View Post

The Contemporary Cherokee

In Writing by nativesinamericaLeave a Comment

By Tennessee Loy What is a contemporary Cherokee? The answer the age-old question of what exactly Native American identity is. No one person knows what Native American Identity is, I am just Cherokee. I have the Cherokee experience, you will get no argument from me that we Cherokee are the most overly claimed tribal identity. The 2000 federal census states …

View Post

Being Choctaw In This Moment

In Writing by nativesinamericaLeave a Comment

By Bridgette Annalyse Jameson Perhaps the title should be “Being Indigenous in this Moment” because surely my brothers and sisters from other tribes, nations, and countries can relate. There is a multitude of emotions being felt because of this case; a multitude of wounds being opened, triggered by different bits and pieces of the story at hand. Lexi, (also known as …

View Post

A’o’tsévôhomó’hestôtse (Victory Dance!)

In Writing by nativesinamericaLeave a Comment

By Kaden Walksnice Ancestral Cheyenne Homelands at Naahéo’hé’e(Otter Creek) are closer to being protected by coal development. Arch Coal is one of the World’s top largest coal producers for the global power generation industries and we have stopped them from mining on Cheyenne lands! On March 10th Arch Coal released a statement announced the suspension of the Proposed Otter Creek …

View Post

Further Response to the Desecration of Sumeg Village

In Writing by nativesinamericaLeave a Comment

By Sinéad Talley A response to a piece originally posted here  I’d like to preface this letter by saying that we do not need another piece attacking or degrading those who display ignorance and a lack of respect for Native cultures. Even more importantly, we do not need another piece that promotes negative perceptions of Native peoples. That’s been done. As …

View Post

How Do We Define American Nationalism Today?

In Writing by nativesinamericaLeave a Comment

By Celeste Kimimila Terry How do we define an American today, are we relying upon a civic or ethnic definition of nationalism? Which do you believe should be the determining factor for an American? Why? “American” without the hyphen connotes “white” whilst all others are hyphenated people of color, this assumption of ethnic nationalism is very alive and well today. …

View Post

A Letter To Mom

In Writing by nativesinamericaLeave a Comment

By Teddy McCullough Growing up, everyone has an idol, role model, or superhero. For most of my life, that person had been my Grandma Joyce. She inspired me; instilled my love of politics and public service; and imparted advice, wisdom and life skills. She made such a profound impact on my life that I believed no other person could match …

View Post

A Letter To My Daughter

In Writing by nativesinamericaLeave a Comment

Photo by Leslie Frempong By Cara Forbes December 15th, 2015 Dear Naomi, I want you to know that you are not an Indian. You are something so much more refined and profound than Indian. My dear, you are Cherokee. Tsalagi. Keetoowah. One of the Real and Principle People. You see, Naomi, an Indian (at least to your mother) is a …

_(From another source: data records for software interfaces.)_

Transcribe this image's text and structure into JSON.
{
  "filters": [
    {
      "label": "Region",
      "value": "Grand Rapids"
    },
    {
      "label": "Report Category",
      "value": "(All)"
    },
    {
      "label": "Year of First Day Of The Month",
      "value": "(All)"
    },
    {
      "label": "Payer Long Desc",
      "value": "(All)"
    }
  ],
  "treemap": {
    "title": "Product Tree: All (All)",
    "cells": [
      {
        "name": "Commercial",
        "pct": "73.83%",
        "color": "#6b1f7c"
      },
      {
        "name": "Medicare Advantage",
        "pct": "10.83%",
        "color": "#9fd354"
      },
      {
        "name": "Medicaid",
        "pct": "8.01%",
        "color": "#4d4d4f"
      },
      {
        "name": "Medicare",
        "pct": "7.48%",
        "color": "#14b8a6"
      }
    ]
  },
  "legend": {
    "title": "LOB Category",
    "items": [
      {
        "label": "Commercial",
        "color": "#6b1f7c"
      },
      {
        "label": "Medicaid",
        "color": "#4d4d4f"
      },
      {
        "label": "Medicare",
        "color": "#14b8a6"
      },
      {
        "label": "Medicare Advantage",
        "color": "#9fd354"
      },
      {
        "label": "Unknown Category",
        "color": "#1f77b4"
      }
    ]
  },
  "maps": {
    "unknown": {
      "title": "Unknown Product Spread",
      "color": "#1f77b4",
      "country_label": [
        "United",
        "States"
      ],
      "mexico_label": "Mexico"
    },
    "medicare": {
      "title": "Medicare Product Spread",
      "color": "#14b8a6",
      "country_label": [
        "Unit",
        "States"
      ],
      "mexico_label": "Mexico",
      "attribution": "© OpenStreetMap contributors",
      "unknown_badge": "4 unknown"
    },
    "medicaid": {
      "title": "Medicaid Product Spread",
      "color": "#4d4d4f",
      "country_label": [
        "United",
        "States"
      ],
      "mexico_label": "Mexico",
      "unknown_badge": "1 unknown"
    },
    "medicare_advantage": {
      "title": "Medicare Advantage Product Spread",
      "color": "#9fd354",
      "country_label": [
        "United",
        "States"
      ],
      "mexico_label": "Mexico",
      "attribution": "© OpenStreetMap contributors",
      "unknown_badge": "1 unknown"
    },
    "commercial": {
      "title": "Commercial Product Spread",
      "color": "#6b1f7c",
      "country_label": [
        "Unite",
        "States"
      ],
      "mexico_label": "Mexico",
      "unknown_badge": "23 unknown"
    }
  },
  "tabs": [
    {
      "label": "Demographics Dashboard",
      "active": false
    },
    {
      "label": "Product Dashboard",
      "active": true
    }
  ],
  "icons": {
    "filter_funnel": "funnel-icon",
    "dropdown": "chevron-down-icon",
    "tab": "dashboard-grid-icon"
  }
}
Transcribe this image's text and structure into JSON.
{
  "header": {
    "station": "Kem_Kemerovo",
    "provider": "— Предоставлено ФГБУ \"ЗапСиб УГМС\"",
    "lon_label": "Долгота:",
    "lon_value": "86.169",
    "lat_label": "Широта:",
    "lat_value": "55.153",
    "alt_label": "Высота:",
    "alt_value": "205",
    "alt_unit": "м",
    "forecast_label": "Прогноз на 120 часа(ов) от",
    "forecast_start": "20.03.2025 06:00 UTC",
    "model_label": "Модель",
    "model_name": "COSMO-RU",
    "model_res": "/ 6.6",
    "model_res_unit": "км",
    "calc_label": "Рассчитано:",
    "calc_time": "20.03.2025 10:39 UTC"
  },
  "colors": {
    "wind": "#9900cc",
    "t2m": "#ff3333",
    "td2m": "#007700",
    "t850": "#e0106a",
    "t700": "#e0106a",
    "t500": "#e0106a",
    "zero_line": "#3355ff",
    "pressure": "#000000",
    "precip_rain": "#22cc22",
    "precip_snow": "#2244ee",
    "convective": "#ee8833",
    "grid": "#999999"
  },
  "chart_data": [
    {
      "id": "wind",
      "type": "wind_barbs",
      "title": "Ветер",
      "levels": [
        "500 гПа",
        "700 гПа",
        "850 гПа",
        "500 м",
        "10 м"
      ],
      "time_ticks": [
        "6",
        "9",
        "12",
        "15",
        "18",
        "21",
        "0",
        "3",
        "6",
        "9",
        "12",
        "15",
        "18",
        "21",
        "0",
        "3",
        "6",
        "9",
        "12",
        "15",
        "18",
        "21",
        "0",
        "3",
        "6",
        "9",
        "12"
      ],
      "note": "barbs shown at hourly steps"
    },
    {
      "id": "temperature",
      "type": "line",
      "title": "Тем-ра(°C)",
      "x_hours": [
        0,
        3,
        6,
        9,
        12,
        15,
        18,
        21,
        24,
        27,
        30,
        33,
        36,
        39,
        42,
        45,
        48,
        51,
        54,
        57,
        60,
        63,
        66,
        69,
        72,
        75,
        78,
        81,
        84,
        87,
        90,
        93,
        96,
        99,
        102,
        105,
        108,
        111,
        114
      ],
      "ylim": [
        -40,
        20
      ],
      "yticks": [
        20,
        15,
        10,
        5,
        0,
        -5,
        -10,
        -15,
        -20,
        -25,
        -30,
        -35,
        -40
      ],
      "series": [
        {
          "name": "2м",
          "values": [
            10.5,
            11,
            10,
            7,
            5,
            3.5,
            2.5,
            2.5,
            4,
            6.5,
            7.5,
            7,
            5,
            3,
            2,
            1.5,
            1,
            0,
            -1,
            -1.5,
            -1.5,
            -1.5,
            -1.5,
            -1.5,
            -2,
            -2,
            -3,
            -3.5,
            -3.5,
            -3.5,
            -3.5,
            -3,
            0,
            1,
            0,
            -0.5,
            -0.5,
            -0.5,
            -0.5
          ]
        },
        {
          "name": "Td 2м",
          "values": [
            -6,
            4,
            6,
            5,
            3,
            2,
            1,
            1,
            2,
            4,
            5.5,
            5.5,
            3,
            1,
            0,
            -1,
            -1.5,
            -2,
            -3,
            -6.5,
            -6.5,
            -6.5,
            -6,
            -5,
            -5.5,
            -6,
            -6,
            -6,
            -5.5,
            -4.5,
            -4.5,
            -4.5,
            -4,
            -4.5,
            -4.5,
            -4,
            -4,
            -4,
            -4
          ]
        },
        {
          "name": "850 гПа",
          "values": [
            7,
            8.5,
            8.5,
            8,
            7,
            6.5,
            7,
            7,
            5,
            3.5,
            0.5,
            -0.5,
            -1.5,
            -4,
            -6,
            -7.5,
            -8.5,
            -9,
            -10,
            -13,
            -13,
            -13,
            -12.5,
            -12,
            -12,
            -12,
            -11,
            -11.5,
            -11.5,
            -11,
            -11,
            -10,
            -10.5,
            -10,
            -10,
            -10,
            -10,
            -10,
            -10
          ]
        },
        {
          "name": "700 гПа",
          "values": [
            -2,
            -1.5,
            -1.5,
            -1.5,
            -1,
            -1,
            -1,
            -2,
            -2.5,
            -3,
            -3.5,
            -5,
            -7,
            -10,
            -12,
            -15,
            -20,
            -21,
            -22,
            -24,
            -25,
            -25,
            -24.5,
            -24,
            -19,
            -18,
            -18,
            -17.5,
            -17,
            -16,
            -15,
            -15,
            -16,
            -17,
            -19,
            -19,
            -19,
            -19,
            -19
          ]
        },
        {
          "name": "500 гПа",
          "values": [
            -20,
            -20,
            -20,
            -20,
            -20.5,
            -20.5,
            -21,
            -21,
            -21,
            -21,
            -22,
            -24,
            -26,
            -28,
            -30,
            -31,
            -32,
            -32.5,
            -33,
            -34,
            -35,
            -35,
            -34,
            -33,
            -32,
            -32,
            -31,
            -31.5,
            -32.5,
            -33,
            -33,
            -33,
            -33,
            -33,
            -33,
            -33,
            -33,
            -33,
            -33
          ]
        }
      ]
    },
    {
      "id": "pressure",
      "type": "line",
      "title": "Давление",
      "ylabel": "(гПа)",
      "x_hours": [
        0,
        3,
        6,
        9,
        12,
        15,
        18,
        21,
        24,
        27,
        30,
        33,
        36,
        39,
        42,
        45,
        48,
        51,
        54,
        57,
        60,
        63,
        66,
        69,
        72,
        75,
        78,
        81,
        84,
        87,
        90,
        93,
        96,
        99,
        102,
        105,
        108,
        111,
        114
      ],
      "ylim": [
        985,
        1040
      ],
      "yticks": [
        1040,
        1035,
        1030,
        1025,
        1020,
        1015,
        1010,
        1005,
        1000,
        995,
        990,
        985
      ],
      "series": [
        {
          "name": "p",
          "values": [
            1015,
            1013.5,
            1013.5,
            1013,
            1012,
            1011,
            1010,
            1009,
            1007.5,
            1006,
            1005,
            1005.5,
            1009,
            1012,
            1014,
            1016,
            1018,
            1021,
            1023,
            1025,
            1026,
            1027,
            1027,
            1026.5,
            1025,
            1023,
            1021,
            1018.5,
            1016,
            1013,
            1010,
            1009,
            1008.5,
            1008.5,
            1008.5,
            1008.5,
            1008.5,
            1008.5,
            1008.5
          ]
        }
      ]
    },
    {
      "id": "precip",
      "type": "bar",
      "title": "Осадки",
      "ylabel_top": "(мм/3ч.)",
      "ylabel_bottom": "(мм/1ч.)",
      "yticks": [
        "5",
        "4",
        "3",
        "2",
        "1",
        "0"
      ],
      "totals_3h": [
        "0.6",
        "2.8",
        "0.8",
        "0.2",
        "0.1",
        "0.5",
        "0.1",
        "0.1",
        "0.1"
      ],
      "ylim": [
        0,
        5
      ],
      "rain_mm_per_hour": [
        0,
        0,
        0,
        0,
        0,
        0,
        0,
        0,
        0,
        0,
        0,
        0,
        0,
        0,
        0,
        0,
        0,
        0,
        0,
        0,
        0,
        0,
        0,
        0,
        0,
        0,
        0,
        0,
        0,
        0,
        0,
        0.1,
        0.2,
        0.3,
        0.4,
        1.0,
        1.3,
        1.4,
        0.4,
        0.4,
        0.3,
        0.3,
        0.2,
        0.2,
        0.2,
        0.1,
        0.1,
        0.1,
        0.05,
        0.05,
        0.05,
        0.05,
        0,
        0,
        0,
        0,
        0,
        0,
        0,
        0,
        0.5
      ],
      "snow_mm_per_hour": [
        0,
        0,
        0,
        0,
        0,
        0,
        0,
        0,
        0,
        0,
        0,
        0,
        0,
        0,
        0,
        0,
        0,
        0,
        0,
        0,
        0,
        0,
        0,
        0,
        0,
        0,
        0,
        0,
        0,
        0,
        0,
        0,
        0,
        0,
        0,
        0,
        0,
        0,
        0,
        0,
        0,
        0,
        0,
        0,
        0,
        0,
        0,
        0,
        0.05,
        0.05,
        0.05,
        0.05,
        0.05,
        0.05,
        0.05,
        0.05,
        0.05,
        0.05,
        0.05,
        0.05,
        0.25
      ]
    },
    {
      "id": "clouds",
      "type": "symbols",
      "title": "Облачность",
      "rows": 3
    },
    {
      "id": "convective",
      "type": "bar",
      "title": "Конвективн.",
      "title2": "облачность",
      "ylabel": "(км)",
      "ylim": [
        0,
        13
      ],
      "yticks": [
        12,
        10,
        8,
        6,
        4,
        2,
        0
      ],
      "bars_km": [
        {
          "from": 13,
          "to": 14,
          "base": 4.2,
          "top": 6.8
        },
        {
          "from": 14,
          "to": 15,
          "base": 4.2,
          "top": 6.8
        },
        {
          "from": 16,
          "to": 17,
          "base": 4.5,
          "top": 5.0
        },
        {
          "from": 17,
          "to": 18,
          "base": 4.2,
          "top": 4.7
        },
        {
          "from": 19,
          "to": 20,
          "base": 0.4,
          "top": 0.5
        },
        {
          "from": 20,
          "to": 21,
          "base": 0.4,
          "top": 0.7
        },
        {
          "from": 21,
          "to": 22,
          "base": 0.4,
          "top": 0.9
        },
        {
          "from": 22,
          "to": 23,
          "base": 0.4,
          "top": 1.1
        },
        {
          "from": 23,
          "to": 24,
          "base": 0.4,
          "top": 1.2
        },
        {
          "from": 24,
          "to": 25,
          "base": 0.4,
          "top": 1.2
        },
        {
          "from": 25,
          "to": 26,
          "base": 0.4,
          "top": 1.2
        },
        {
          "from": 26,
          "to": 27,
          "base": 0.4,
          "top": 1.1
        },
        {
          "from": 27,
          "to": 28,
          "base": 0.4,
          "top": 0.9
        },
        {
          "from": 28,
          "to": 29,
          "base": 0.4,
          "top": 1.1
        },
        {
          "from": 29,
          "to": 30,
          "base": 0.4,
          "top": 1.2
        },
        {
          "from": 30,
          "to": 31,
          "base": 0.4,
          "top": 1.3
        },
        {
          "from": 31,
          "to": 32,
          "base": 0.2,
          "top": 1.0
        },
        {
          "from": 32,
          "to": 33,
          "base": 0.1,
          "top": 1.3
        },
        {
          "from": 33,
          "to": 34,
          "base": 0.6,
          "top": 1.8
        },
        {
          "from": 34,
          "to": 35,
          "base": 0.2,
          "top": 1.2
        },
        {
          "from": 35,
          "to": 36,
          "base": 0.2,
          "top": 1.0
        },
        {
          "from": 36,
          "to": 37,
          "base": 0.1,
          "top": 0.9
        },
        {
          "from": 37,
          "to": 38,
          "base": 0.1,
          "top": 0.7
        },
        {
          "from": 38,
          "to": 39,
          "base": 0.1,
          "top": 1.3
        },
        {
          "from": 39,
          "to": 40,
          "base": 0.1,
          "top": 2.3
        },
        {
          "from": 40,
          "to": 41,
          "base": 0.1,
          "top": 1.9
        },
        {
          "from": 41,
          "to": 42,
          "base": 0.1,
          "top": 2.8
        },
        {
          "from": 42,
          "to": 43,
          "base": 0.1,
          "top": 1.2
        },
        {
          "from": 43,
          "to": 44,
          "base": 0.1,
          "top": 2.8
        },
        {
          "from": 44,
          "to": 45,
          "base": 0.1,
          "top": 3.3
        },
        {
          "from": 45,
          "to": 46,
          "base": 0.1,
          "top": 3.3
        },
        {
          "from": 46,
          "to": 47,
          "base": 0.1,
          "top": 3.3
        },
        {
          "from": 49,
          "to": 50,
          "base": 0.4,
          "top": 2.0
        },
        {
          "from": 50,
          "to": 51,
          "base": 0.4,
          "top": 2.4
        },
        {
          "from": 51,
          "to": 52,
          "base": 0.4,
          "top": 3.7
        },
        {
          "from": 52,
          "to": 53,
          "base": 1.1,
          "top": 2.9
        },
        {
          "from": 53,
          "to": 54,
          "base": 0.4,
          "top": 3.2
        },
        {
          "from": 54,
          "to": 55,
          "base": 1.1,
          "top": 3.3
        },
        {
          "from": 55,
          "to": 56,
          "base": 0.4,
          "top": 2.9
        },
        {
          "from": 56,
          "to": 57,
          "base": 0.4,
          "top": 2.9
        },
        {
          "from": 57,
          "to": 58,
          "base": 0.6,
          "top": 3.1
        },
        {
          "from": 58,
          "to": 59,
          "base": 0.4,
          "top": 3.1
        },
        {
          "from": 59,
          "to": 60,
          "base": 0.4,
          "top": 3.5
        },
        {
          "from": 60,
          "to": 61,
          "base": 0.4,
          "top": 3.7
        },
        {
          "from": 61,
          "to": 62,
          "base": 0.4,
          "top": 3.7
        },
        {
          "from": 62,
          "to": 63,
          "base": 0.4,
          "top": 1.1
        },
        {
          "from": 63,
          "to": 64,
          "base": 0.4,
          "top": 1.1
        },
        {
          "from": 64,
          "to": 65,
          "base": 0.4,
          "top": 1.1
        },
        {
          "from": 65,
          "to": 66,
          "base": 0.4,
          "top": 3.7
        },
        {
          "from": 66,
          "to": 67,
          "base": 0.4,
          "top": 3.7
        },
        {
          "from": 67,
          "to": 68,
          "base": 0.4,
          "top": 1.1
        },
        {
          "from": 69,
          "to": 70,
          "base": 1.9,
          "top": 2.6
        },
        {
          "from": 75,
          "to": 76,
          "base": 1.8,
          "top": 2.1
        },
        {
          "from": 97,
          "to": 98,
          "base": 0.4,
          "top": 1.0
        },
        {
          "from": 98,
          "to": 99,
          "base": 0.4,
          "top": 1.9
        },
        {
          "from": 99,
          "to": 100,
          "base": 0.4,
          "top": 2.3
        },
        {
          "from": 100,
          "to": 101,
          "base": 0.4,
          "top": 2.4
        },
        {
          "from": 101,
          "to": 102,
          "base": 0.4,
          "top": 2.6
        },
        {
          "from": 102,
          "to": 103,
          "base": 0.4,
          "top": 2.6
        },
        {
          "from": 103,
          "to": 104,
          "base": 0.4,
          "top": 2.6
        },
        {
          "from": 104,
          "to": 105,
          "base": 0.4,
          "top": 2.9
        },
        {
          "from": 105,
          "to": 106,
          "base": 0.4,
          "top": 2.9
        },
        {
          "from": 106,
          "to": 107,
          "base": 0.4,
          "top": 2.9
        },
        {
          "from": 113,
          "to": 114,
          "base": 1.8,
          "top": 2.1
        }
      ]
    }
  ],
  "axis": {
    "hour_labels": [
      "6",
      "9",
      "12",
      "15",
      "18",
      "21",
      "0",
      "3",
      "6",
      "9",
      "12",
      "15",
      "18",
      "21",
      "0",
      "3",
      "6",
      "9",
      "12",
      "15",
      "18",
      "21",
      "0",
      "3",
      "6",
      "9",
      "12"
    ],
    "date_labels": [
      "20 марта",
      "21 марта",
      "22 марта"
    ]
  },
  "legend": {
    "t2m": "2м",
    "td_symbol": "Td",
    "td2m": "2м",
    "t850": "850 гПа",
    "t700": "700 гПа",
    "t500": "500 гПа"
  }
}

View Post

Massacres of November

In Writing by nativesinamericaLeave a Comment

By Kaden Walksnice It’s 4:30am November 25th 2015 and I’m awake trying to hustle around before I get on the road to Eads, Colorado at 6:30am because the weather report says we will be driving through a blizzard in northern Wyoming. As I sit here in my room, I’m continuously looking over at a box sitting on the end of …

View Post

It’s Time

In Writing by nativesinamericaLeave a Comment

  By Doris Brown I am a student at Norwich University which is a  small, very small, college in Vermont. The demographic here is not the best, but it’s manageable. I have seen/met only four Natives. It’s sad, to be honest, because I walk around getting the same question– “What are you?”; and when I answer, I get the same …

View Post

Imagine Your Long Life Dream Ending…

In Writing by nativesinamericaLeave a Comment

By Justin Susan Imagine your long life dream ending… Where do you go? Who do you tell? How do you begin again? Time never stops. Never. As a young child I realized that important fact. The simple fact that time does not stop, or does not come to a halt. Some may say, “Oh, in this particular moment, time literally …